You need one for every finger
you’ve got. No more. No less.
The 1st has to reel her in.
Catch her off guard. Make her
bloom in the wintertime or
persevere like those flowers
that grow in the cracks of sidewalks.
It should make her jump on her mattress
and put its metal springs to the test.
You need to cater to her, but also yourself.
You need to spark old memories and create
new ones. She should read into the songs.
Think they’re about her. She’ll look up
the words. Listen.

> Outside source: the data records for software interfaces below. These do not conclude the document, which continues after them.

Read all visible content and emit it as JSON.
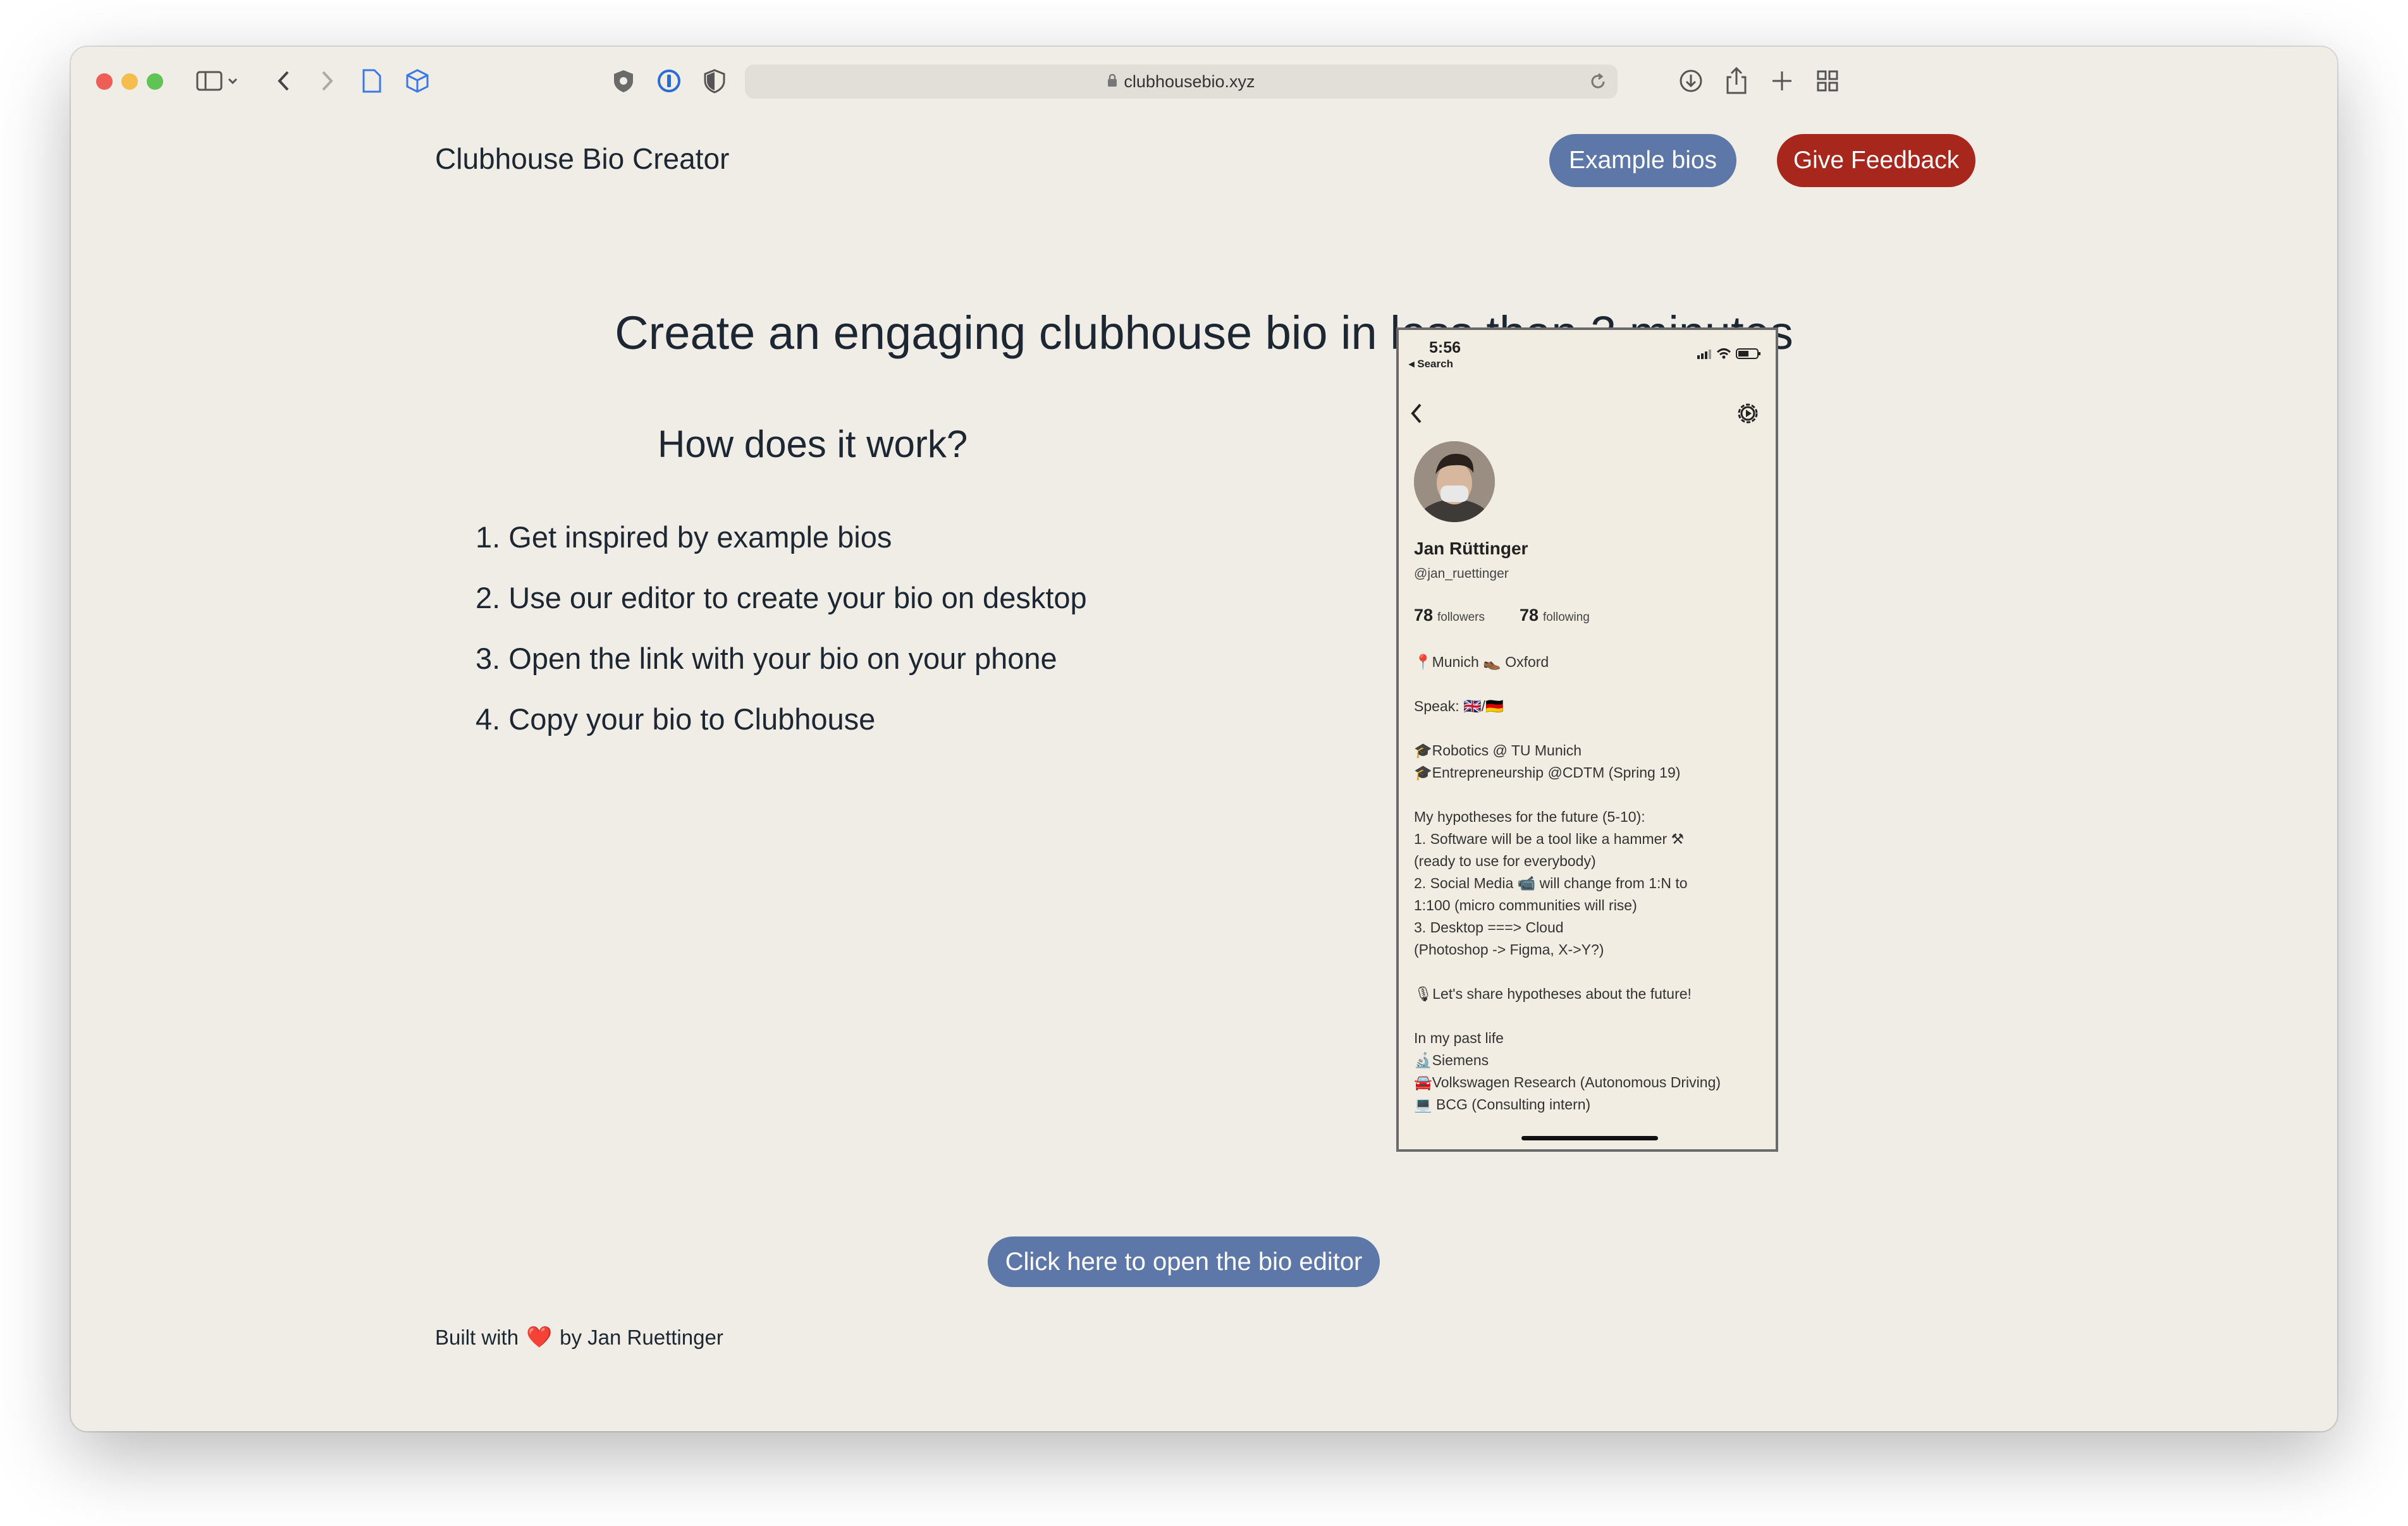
{
  "browser": {
    "url": "clubhousebio.xyz"
  },
  "header": {
    "title": "Clubhouse Bio Creator",
    "examples_label": "Example bios",
    "feedback_label": "Give Feedback"
  },
  "hero": {
    "headline": "Create an engaging clubhouse bio in less than 3 minutes",
    "how_title": "How does it work?",
    "steps": [
      "1. Get inspired by example bios",
      "2. Use our editor to create your bio on desktop",
      "3. Open the link with your bio on your phone",
      "4. Copy your bio to Clubhouse"
    ]
  },
  "phone": {
    "time": "5:56",
    "back_label": "◂ Search",
    "name": "Jan Rüttinger",
    "handle": "@jan_ruettinger",
    "followers_count": "78",
    "followers_label": "followers",
    "following_count": "78",
    "following_label": "following",
    "bio_lines": [
      "📍Munich  👞 Oxford",
      "",
      "Speak: 🇬🇧/🇩🇪",
      "",
      "🎓Robotics @ TU Munich",
      "🎓Entrepreneurship @CDTM (Spring 19)",
      "",
      "My hypotheses for the future (5-10):",
      "1. Software will be a tool like a hammer ⚒",
      "(ready to use for everybody)",
      "2. Social Media 📹 will change from 1:N to",
      "1:100 (micro communities will rise)",
      "3. Desktop ===> Cloud",
      "(Photoshop -> Figma, X->Y?)",
      "",
      "🎙Let's share hypotheses about the future!",
      "",
      "In my past life",
      "🔬Siemens",
      "🚘Volkswagen Research (Autonomous Driving)",
      "💻 BCG (Consulting intern)"
    ]
  },
  "cta": {
    "editor_label": "Click here to open the bio editor"
  },
  "footer": {
    "prefix": "Built with",
    "heart": "❤️",
    "suffix": "by Jan Ruettinger"
  },
  "colors": {
    "page_bg": "#f0ede6",
    "accent_blue": "#5d77a8",
    "accent_red": "#a8271c",
    "text": "#1d2733"
  },
  "icons": [
    "sidebar-icon",
    "chevron-left-icon",
    "chevron-right-icon",
    "page-icon",
    "cube-icon",
    "shield-icon",
    "password-icon",
    "privacy-icon",
    "lock-icon",
    "reload-icon",
    "download-icon",
    "share-icon",
    "plus-icon",
    "tabs-grid-icon",
    "gear-icon"
  ]
}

Repeat.
She’ll hum number 6 when grocery shopping
(doodumdee as she picks JIF over Skippy,
bababum as she weighs fruit by the pound).
The wincing made by the finger plucking
of a chord progression in number 2 should
haunt her as she pulls apart awful waffles
at a diner in the middle of the night.
She should start singing the beginning
of the next song before the current one ends.
Light a candle to number 8, and she’ll watch
its flickering shadow on the ceiling, and feel
alive in the past and present, discover time travel
in the comfort of her room. There must be one
she’s bound to skip, maybe number 7; it will be
too much or not enough, she won’t care for it.
Let number 3 feel like saturated sea foam mosaics
littered throughout your neighborhood’s kitchens,
the kind they don’t make anymore, the kind they
tried to recreate but leave you feeling lackluster.
4 should remind her of that day wooden floors
replaced carpet, when her last name became
hyphenated, let her wallow in the feelings
she thought she has forgotten.
5 will go unnoticed the first time, but she’ll learn
to love it once her ears snuggle into the perfect
position under the patchwork quilt covers
in the bed of soft, web-woven vocals.
9 should be personal and one of the longer songs;
it should be about giving and taking, and make her
think of holiday lights in the garden and how they
competed against your mother’s geraniums.
10 will be a swing: it’ll push her up only to push her
back down, it will make her think of pendulums
and slow pony rides that go in circles.
Write the month/day/year. Only list titles.
Make her work to take the gloves off of the hands
that made the melodies. She will shake off the dust
in a decade or two and think of you. It’ll feel like
a mouthful of raw honey, the sand-like sugary thickness
will wrestle with her tongue and remind her of flooring
changes and lights and unexpected transitions.